Please count the lines in the data below that hold "放坡角度" and answer with the number by itself.

[EXERCISE INPUTS — start]

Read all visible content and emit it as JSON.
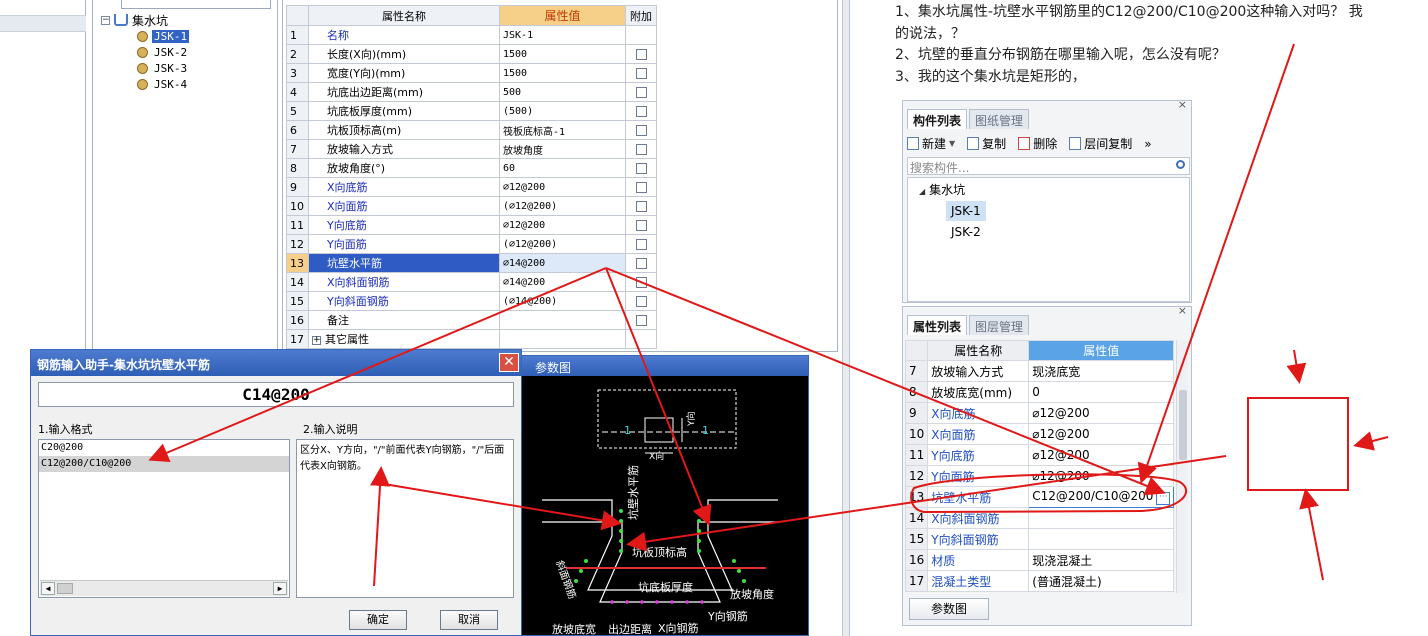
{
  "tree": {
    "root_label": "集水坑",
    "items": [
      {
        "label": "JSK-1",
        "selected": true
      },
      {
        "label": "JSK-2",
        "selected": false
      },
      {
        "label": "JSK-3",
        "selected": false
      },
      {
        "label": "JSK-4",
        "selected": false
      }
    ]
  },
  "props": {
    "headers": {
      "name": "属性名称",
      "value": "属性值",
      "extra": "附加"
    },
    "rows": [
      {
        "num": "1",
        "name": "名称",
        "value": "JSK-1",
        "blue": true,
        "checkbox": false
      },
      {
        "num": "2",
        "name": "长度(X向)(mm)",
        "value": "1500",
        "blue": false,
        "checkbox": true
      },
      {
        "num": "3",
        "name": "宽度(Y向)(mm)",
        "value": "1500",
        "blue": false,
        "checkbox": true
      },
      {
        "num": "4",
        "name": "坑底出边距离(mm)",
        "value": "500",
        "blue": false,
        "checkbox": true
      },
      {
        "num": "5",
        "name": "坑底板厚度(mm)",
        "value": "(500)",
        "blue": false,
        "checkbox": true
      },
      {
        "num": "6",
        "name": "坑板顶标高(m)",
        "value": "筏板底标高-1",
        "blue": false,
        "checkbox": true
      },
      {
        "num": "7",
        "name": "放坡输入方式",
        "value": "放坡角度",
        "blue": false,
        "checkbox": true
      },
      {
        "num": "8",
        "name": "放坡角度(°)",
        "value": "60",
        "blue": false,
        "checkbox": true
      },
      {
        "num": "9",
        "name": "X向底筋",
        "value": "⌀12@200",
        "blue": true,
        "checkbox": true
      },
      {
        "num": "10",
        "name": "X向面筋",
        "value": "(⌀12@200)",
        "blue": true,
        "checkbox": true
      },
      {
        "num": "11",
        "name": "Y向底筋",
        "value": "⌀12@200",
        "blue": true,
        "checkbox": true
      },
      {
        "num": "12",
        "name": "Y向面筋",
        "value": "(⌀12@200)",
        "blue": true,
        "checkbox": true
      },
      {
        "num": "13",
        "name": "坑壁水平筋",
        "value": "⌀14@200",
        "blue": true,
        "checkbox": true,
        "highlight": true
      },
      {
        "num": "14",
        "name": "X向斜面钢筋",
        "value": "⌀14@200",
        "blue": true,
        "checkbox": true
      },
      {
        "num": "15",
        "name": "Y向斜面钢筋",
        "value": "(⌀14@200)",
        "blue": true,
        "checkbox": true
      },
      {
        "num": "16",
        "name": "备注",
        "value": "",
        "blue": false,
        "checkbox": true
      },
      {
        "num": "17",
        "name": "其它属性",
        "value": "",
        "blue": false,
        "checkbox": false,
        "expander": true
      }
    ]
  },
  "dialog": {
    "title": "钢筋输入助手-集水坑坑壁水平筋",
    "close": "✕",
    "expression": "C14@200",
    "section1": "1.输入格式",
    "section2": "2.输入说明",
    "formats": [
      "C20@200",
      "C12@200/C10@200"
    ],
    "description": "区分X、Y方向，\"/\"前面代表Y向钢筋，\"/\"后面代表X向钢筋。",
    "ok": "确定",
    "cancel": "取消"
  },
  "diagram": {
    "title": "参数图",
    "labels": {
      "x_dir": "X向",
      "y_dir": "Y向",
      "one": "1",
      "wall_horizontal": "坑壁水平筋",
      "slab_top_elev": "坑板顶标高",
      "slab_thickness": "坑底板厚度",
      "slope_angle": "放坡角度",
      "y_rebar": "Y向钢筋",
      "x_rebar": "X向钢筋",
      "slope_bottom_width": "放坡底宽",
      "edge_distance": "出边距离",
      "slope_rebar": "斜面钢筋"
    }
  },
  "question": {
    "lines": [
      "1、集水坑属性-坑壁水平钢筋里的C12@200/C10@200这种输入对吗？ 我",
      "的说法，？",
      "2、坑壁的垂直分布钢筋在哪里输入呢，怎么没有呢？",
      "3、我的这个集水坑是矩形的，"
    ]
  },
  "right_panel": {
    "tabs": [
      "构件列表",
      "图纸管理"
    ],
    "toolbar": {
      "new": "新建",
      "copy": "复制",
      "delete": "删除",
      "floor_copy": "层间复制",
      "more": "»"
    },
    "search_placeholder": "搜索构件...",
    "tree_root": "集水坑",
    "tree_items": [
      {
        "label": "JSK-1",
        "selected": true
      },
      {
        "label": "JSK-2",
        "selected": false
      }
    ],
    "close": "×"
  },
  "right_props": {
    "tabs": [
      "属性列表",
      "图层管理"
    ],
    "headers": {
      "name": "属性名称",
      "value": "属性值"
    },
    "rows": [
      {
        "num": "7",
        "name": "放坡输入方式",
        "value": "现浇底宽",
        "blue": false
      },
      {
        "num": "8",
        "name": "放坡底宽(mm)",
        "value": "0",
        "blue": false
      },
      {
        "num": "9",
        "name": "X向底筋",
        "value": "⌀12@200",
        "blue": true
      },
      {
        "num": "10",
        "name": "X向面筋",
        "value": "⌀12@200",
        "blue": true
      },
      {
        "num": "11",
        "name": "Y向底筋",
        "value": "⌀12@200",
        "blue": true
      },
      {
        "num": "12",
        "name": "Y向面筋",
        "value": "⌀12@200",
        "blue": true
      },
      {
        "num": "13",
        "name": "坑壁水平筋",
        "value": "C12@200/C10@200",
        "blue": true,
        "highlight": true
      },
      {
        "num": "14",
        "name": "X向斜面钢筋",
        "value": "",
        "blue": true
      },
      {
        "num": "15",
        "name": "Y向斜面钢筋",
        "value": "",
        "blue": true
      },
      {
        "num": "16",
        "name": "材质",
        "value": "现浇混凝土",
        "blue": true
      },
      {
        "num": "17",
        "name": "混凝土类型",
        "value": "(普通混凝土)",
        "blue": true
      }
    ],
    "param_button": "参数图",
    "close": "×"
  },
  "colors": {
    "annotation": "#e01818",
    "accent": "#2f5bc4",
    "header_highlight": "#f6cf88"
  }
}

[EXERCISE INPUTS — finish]

- [RESPONSE TO THE EXERCISE]: 3